In Italy, Japan, Korea and the US, regulators and agitators are going for those sending unsolicited commercial e-mails in a big way, but what hope do they have of making a difference.
Topic: Email marketing
Who: South Korea's Fair Trade Commission, the Japanese Government, the Italian Data Protection Authority, Pitney Bowes and the USA's Telecommunications Research and Action Centre, National Consumers' League and Consumer Action
When: August – September 2002
Where: South Korea, Italy, Japan and the US
As reports reach us that in July 2002 over one third of all email activity in the US was unsolicited commercial email, regulators and consumer groups across the globe are taking action to try and stem the spam tide. In South Korea, the FTC has launched an official spam-blocking site "Nospam". Soon, any individual who registers with that site to not receive spam, can seek damages against those who continue to spam them thereafter.
In Japan, where it is estimated that about 800 billion commercial emails are sent to mobile phones and computers each day, new laws came into force in July 2002. These criminalize commercial emails or texts that are sent without prior consent. How this 'consent' can be obtained is not clear from reports we have to date, but it is hoped that the Japanese marketers are clear on the point, since the penalties can be up to £3.5 million and/or 2 years in prison.
In Italy the IDPA has ordered 7 companies to stop processing and delete all personal data which they have stored on their databases as a result of unlawfully sending bulk advertisements to email addresses randomly collected on the net without obtaining prior consent.
In the US, free consumer groups have called on the Federal Trade Commission to expand its definition of "unfair and deceptive trade practices" so as to include unsolicited commercial email which either misrepresents the sender, misrepresents the subject or the content of the email, fails to provide reliable contact information for the real party of interest, fails to provide a reliable opt-out system or is sent to an individual who has already opted out of the centre's list or to whom the sending of unsolicited commercial email is otherwise prohibited by law.
Meanwhile, in the face of these developments, a report of a survey conducted by mailing services specialist Pitney Bowes carries some interesting news. On the one hand it indicates that the level of email marketing used in the UK has risen by only 0.5% in the last 12 months. On the other, it suggests that email marketing activity still accounts for a significant 9.5% of all marketing activity undertaken by the UK's top 500 companies.

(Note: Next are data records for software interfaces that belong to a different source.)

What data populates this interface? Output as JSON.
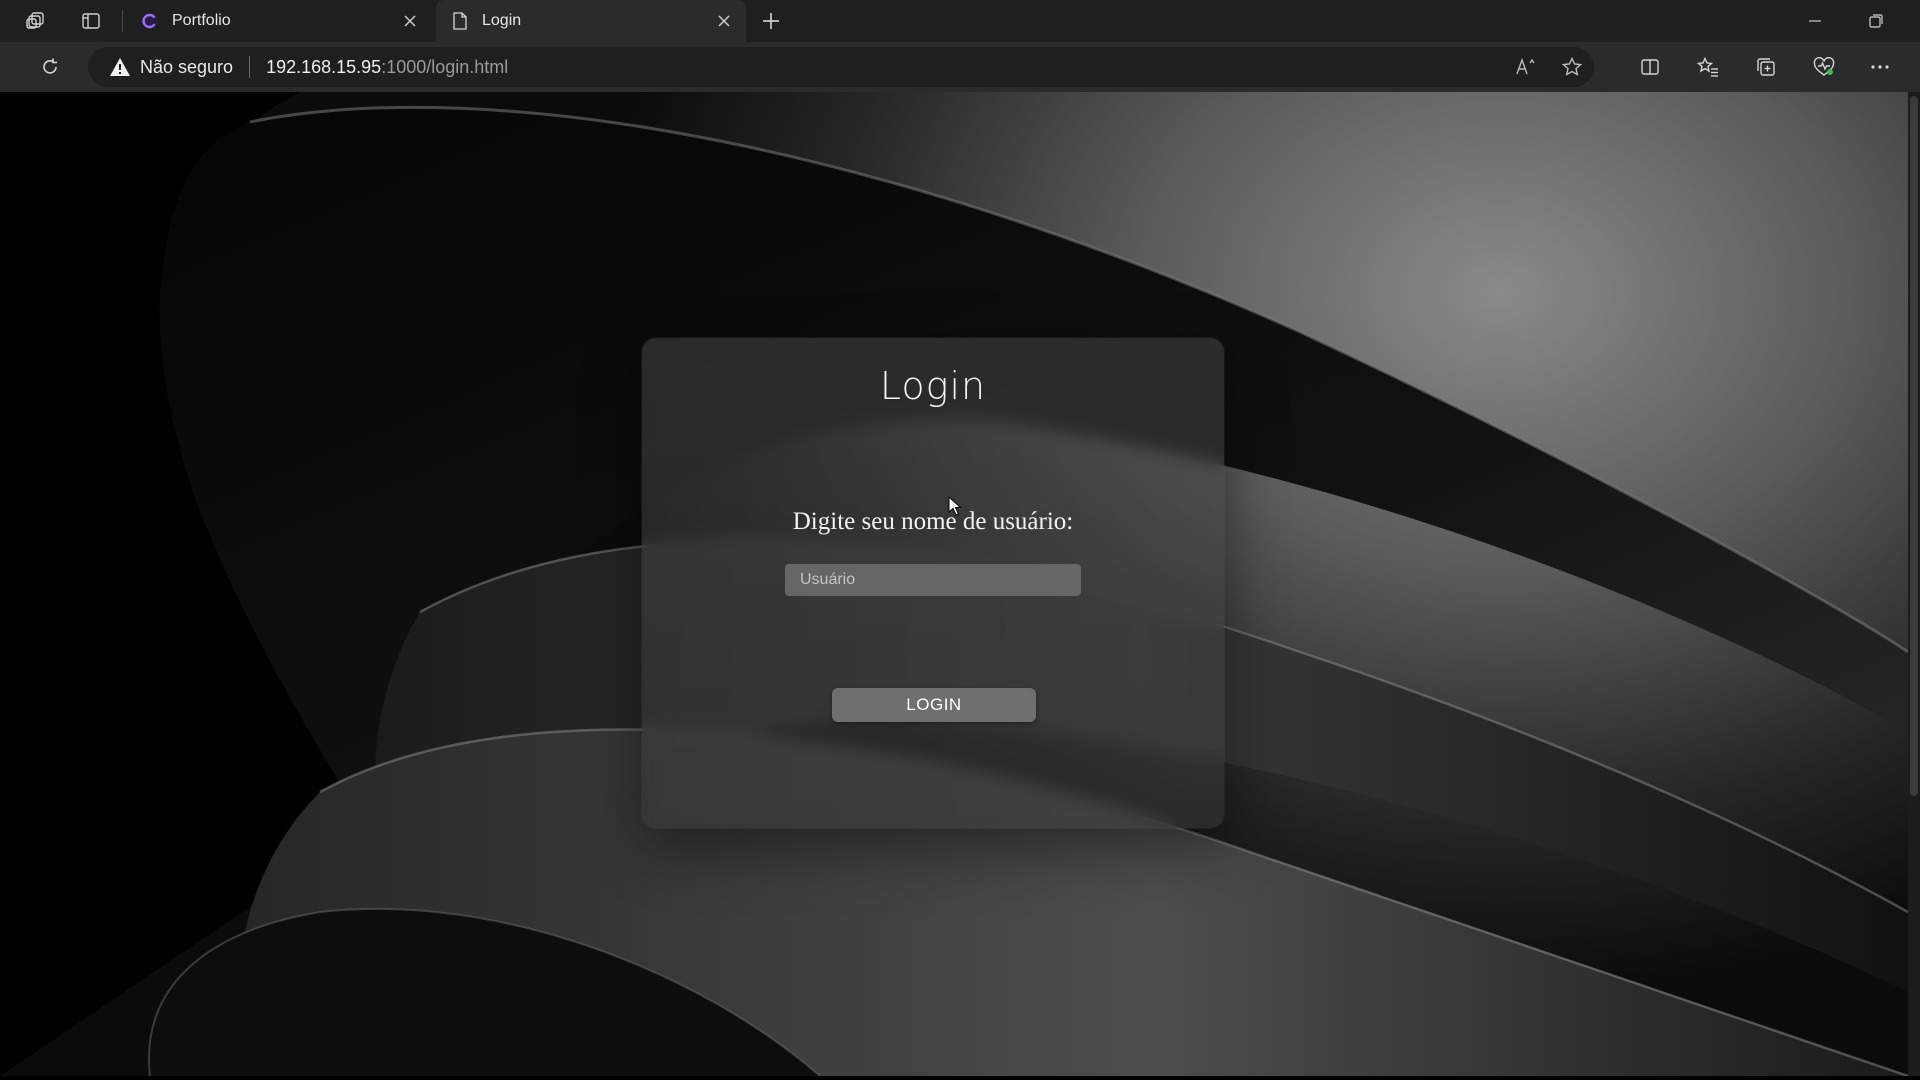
{
  "tabs": [
    {
      "title": "Portfolio",
      "active": false,
      "favicon": "portfolio-logo-icon"
    },
    {
      "title": "Login",
      "active": true,
      "favicon": "page-icon"
    }
  ],
  "address_bar": {
    "security_label": "Não seguro",
    "url_host": "192.168.15.95",
    "url_rest": ":1000/login.html"
  },
  "page": {
    "title": "Login",
    "prompt": "Digite seu nome de usuário:",
    "username_placeholder": "Usuário",
    "username_value": "",
    "login_button": "LOGIN"
  },
  "colors": {
    "tabbar_bg": "#1f1f1f",
    "toolbar_bg": "#2b2b2b",
    "card_bg": "rgba(60,60,60,0.55)",
    "button_bg": "#6f6f6f",
    "favicon_accent": "#8a5cf6"
  }
}
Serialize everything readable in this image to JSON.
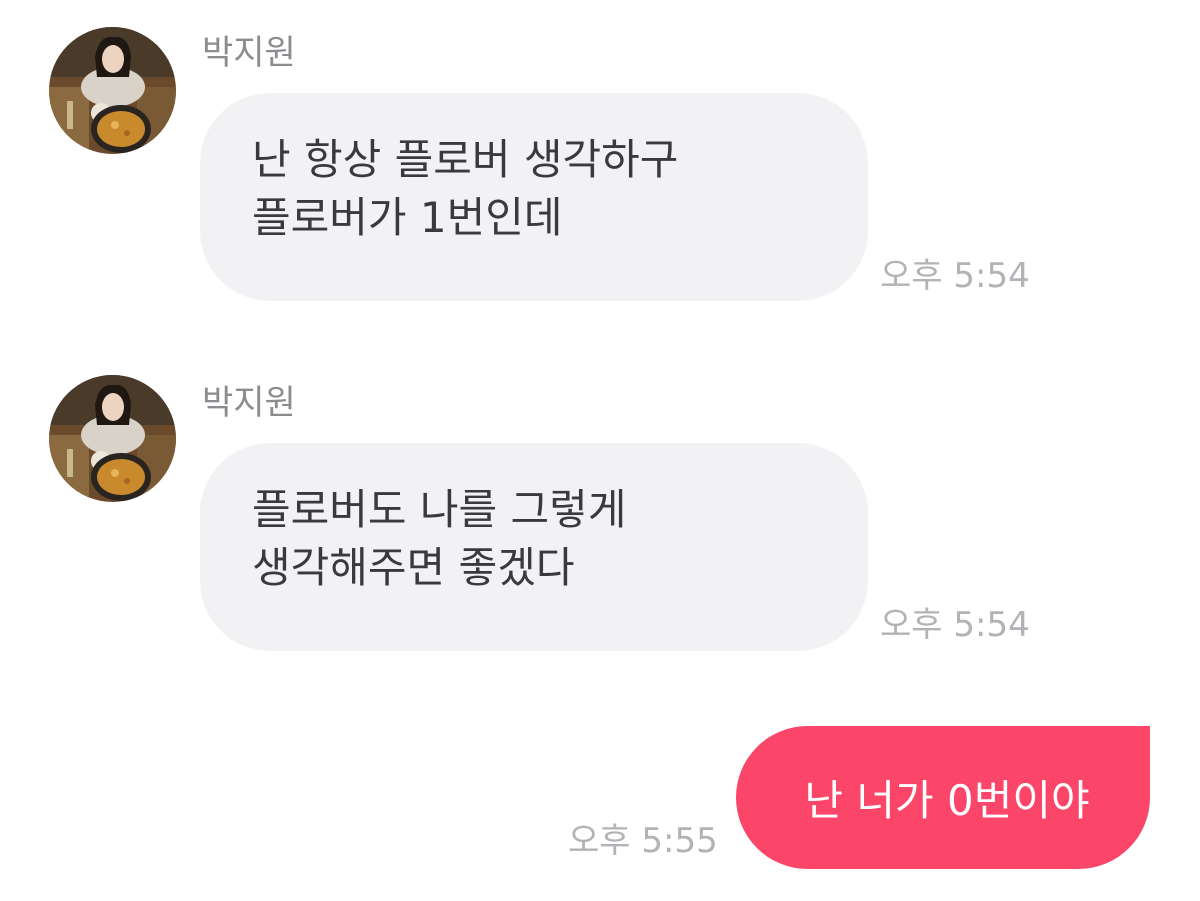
{
  "messages": [
    {
      "direction": "incoming",
      "sender": "박지원",
      "avatar": "profile-photo",
      "lines": [
        "난 항상 플로버 생각하구",
        "플로버가 1번인데"
      ],
      "time": "오후 5:54"
    },
    {
      "direction": "incoming",
      "sender": "박지원",
      "avatar": "profile-photo",
      "lines": [
        "플로버도 나를 그렇게",
        "생각해주면 좋겠다"
      ],
      "time": "오후 5:54"
    },
    {
      "direction": "outgoing",
      "lines": [
        "난 너가 0번이야"
      ],
      "time": "오후 5:55"
    }
  ],
  "colors": {
    "background": "#ffffff",
    "incoming_bubble": "#f2f2f4",
    "outgoing_bubble": "#fb4569",
    "sender_name": "#8b8b90",
    "timestamp": "#b2b2b7",
    "message_text": "#3a3a3e",
    "outgoing_text": "#ffffff"
  }
}
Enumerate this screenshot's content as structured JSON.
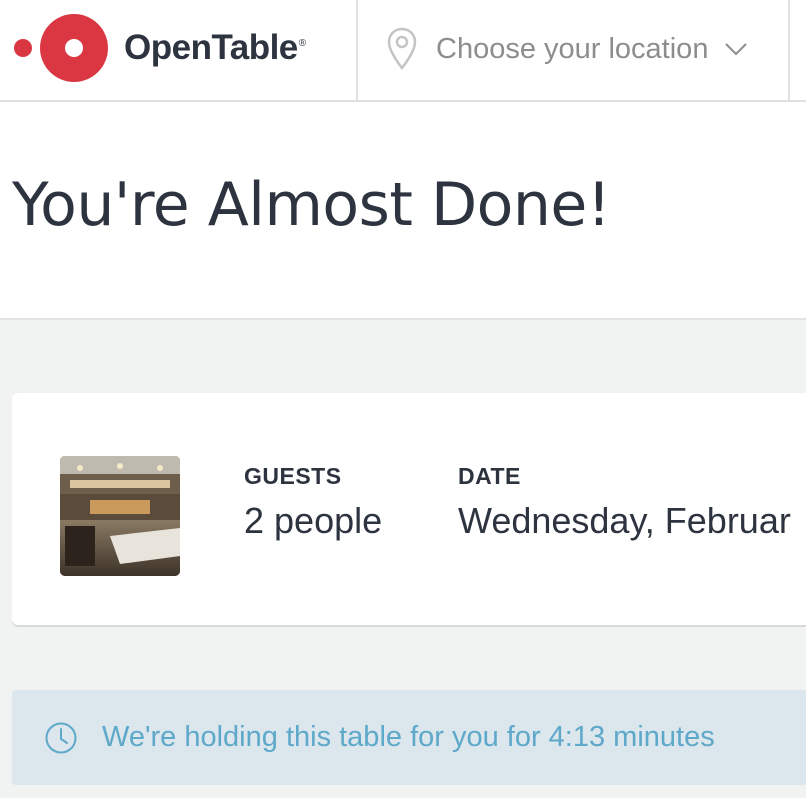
{
  "header": {
    "brand": "OpenTable",
    "brand_mark": "®",
    "location_placeholder": "Choose your location",
    "location_icon": "location-pin-icon",
    "dropdown_icon": "chevron-down-icon"
  },
  "page": {
    "title": "You're Almost Done!"
  },
  "reservation": {
    "photo_icon": "restaurant-photo",
    "guests_label": "GUESTS",
    "guests_value": "2 people",
    "date_label": "DATE",
    "date_value": "Wednesday, Februar"
  },
  "hold": {
    "icon": "clock-icon",
    "message": "We're holding this table for you for 4:13 minutes"
  },
  "colors": {
    "brand_red": "#da3743",
    "hold_text": "#5ea8c9",
    "hold_background": "#dbe6ed",
    "page_background": "#f1f2f2"
  }
}
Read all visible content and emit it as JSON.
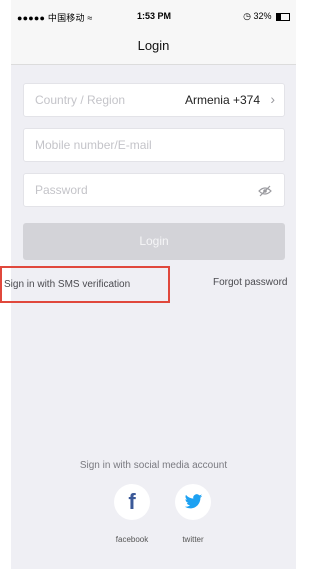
{
  "status_bar": {
    "carrier": "●●●●● 中国移动",
    "wifi_icon": "wifi-icon",
    "time": "1:53 PM",
    "battery_text": "32%",
    "battery_level": 0.32
  },
  "navbar": {
    "title": "Login"
  },
  "form": {
    "country_label": "Country / Region",
    "country_value": "Armenia +374",
    "mobile_placeholder": "Mobile number/E-mail",
    "password_placeholder": "Password",
    "login_label": "Login"
  },
  "links": {
    "sms": "Sign in with SMS verification",
    "forgot": "Forgot password"
  },
  "social": {
    "caption": "Sign in with social media account",
    "facebook_label": "facebook",
    "twitter_label": "twitter"
  },
  "colors": {
    "screen_bg": "#efeff4",
    "highlight_border": "#e0483c",
    "facebook_blue": "#3b5998",
    "twitter_blue": "#1da1f2"
  }
}
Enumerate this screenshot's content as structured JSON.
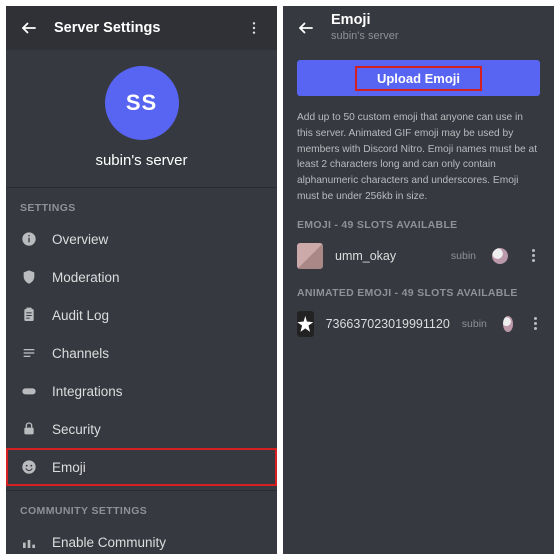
{
  "left": {
    "header_title": "Server Settings",
    "avatar_initials": "SS",
    "server_name": "subin's server",
    "section1": "SETTINGS",
    "items": [
      {
        "label": "Overview"
      },
      {
        "label": "Moderation"
      },
      {
        "label": "Audit Log"
      },
      {
        "label": "Channels"
      },
      {
        "label": "Integrations"
      },
      {
        "label": "Security"
      },
      {
        "label": "Emoji"
      }
    ],
    "section2": "COMMUNITY SETTINGS",
    "community_item": "Enable Community"
  },
  "right": {
    "header_title": "Emoji",
    "header_sub": "subin's server",
    "upload_label": "Upload Emoji",
    "description": "Add up to 50 custom emoji that anyone can use in this server. Animated GIF emoji may be used by members with Discord Nitro. Emoji names must be at least 2 characters long and can only contain alphanumeric characters and underscores. Emoji must be under 256kb in size.",
    "slot_header_static": "EMOJI - 49 SLOTS AVAILABLE",
    "slot_header_animated": "ANIMATED EMOJI - 49 SLOTS AVAILABLE",
    "static_emoji": {
      "name": "umm_okay",
      "uploader": "subin"
    },
    "animated_emoji": {
      "name": "736637023019991120",
      "uploader": "subin"
    }
  }
}
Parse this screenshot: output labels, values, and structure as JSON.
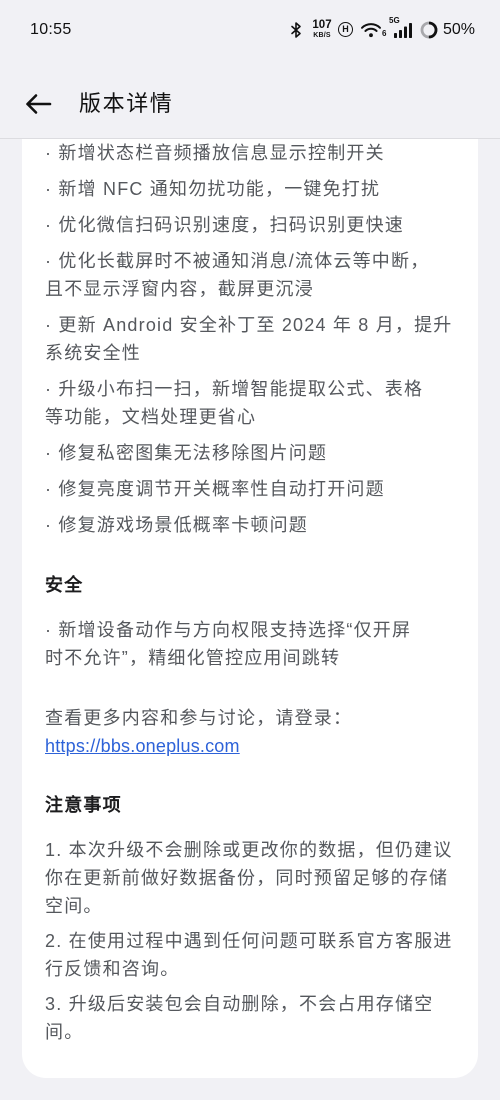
{
  "status_bar": {
    "time": "10:55",
    "net_speed_value": "107",
    "net_speed_unit": "KB/S",
    "hd_badge": "H",
    "wifi_standard": "6",
    "network_type": "5G",
    "battery_percent": "50%",
    "battery_level": 0.5,
    "icons": [
      "bluetooth-icon",
      "hd-icon",
      "wifi-icon",
      "signal-icon",
      "battery-icon"
    ]
  },
  "header": {
    "back_icon": "arrow-left-icon",
    "title": "版本详情"
  },
  "colors": {
    "background": "#f1f1f5",
    "card": "#ffffff",
    "divider": "#dcdce0",
    "text_primary": "#1c1c1e",
    "text_secondary": "#55585d",
    "link": "#2d62d8"
  },
  "updates": {
    "items": [
      {
        "lines": [
          "· 新增状态栏音频播放信息显示控制开关"
        ]
      },
      {
        "lines": [
          "· 新增 NFC 通知勿扰功能，一键免打扰"
        ]
      },
      {
        "lines": [
          "· 优化微信扫码识别速度，扫码识别更快速"
        ]
      },
      {
        "lines": [
          "· 优化长截屏时不被通知消息/流体云等中断，",
          "且不显示浮窗内容，截屏更沉浸"
        ]
      },
      {
        "lines": [
          "· 更新 Android 安全补丁至 2024 年 8 月，提升",
          "系统安全性"
        ]
      },
      {
        "lines": [
          "· 升级小布扫一扫，新增智能提取公式、表格",
          "等功能，文档处理更省心"
        ]
      },
      {
        "lines": [
          "· 修复私密图集无法移除图片问题"
        ]
      },
      {
        "lines": [
          "· 修复亮度调节开关概率性自动打开问题"
        ]
      },
      {
        "lines": [
          "· 修复游戏场景低概率卡顿问题"
        ]
      }
    ]
  },
  "security": {
    "heading": "安全",
    "items": [
      {
        "lines": [
          "· 新增设备动作与方向权限支持选择“仅开屏",
          "时不允许”，精细化管控应用间跳转"
        ]
      }
    ]
  },
  "more_info": {
    "text": "查看更多内容和参与讨论，请登录：",
    "link_text": "https://bbs.oneplus.com"
  },
  "notes": {
    "heading": "注意事项",
    "items": [
      {
        "lines": [
          "1. 本次升级不会删除或更改你的数据，但仍建议",
          "你在更新前做好数据备份，同时预留足够的存储",
          "空间。"
        ]
      },
      {
        "lines": [
          "2. 在使用过程中遇到任何问题可联系官方客服进",
          "行反馈和咨询。"
        ]
      },
      {
        "lines": [
          "3. 升级后安装包会自动删除，不会占用存储空",
          "间。"
        ]
      }
    ]
  }
}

Why this matters:
History repeats itself as the indiscretions of the few spoil things for the many. On the other hand, as all of us are spending increasing amounts of our time during a business day identifying and deleting spam, one starts to wonder whether it is in fact only a few that are abusing this superficially attractive and cheap marketing channel. So, in time-honoured fashion, international regulators are circling, but the sheer enormity and global nature of the problem means that however sophisticated new laws and regulations become, enforcement is always going to be the main challenge. And the job is not going to be made any easier if regulators on both sides of the Atlantic continue in their present vein of each placing the lion's share of the blame on marketers on the other side of the pond!